The owner, Louis Efird, has learned he is a resident of North Carolina. However, when he bought the Lake Wylie Mini Mart in the 1990s, he was assured it was in South Carolina, where there are fewer restrictions and lower taxes, allowing him to sell gas up to 30 cents per gallon cheaper than on the other side of the state line. He also sells fireworks and alcohol, which are not allowed on the North Carolina side of the border.
Efird says he is both “worried” and “terrified” of losing his investment and income. Even so, he has faith that the joint commission will come up with an equitable plan of action.
“They seemed genuinely concerned about the damage it will do,” he said. “The commission seems to want this to be done in a fair way, but they need tools given from both legislatures to deal with it. I applaud them for working through the process in a careful manner.”
Efird said both state legislatures could pass a law protecting the 93 properties affected by the line change.
“They should allow us a one-time election to allow us to vote if we want to stay or if we want to go,” he said. “That gives the commission a way to put it out there and makes everybody happy.”
The one thing Efird doesn’t want to see is his case being tried in the media. He has been upset and frustrated by misquotes in the news. He has granted only one interview: to Carolina Journal.

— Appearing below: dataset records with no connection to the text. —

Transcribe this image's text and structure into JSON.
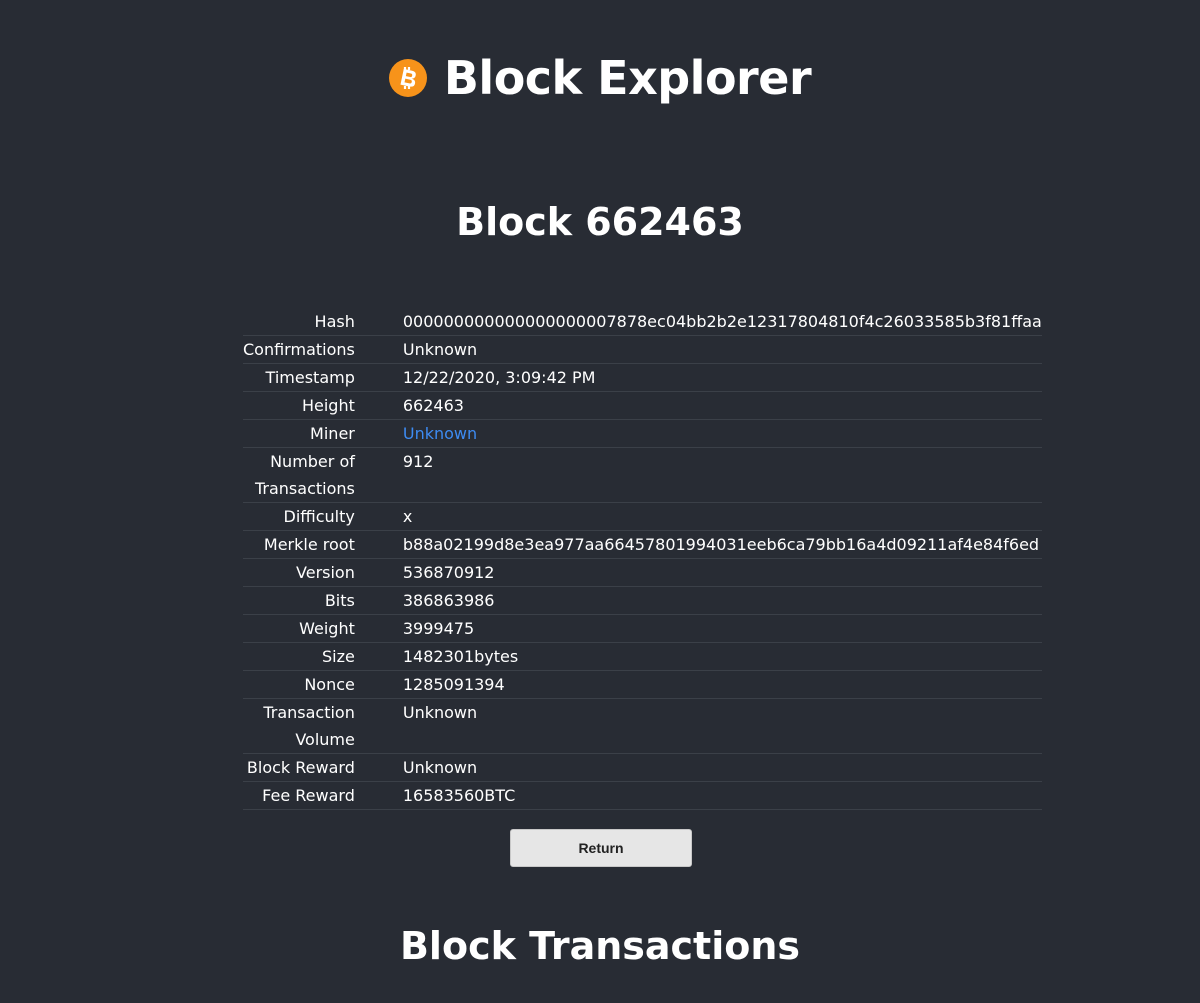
{
  "header": {
    "title": "Block Explorer",
    "logo_icon": "bitcoin-icon",
    "logo_color": "#f7931a"
  },
  "block": {
    "title": "Block 662463"
  },
  "details": {
    "hash": {
      "label": "Hash",
      "value": "000000000000000000007878ec04bb2b2e12317804810f4c26033585b3f81ffaa"
    },
    "confirmations": {
      "label": "Confirmations",
      "value": "Unknown"
    },
    "timestamp": {
      "label": "Timestamp",
      "value": "12/22/2020, 3:09:42 PM"
    },
    "height": {
      "label": "Height",
      "value": "662463"
    },
    "miner": {
      "label": "Miner",
      "value": "Unknown"
    },
    "num_transactions": {
      "label": "Number of Transactions",
      "value": "912"
    },
    "difficulty": {
      "label": "Difficulty",
      "value": "x"
    },
    "merkle_root": {
      "label": "Merkle root",
      "value": "b88a02199d8e3ea977aa66457801994031eeb6ca79bb16a4d09211af4e84f6ed"
    },
    "version": {
      "label": "Version",
      "value": "536870912"
    },
    "bits": {
      "label": "Bits",
      "value": "386863986"
    },
    "weight": {
      "label": "Weight",
      "value": "3999475"
    },
    "size": {
      "label": "Size",
      "value": "1482301bytes"
    },
    "nonce": {
      "label": "Nonce",
      "value": "1285091394"
    },
    "transaction_volume": {
      "label": "Transaction Volume",
      "value": "Unknown"
    },
    "block_reward": {
      "label": "Block Reward",
      "value": "Unknown"
    },
    "fee_reward": {
      "label": "Fee Reward",
      "value": "16583560BTC"
    }
  },
  "actions": {
    "return_label": "Return"
  },
  "transactions_section": {
    "title": "Block Transactions"
  },
  "colors": {
    "background": "#282c34",
    "link": "#3d8bf2",
    "accent": "#f7931a"
  }
}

York County Manager Jim Baker said he is grateful the current readjustment in the boundary won’t have much of an impact on the area’s tax base. He hopes the states will “grandfather” in all pre-existing conditions and hold those affected “harmless.”
The good news, Zupan said, is the new technologies (including GPS) used in the process will ensure that the border never will need to be redrawn again.
Karen Welsh is a contributor to Carolina Journal.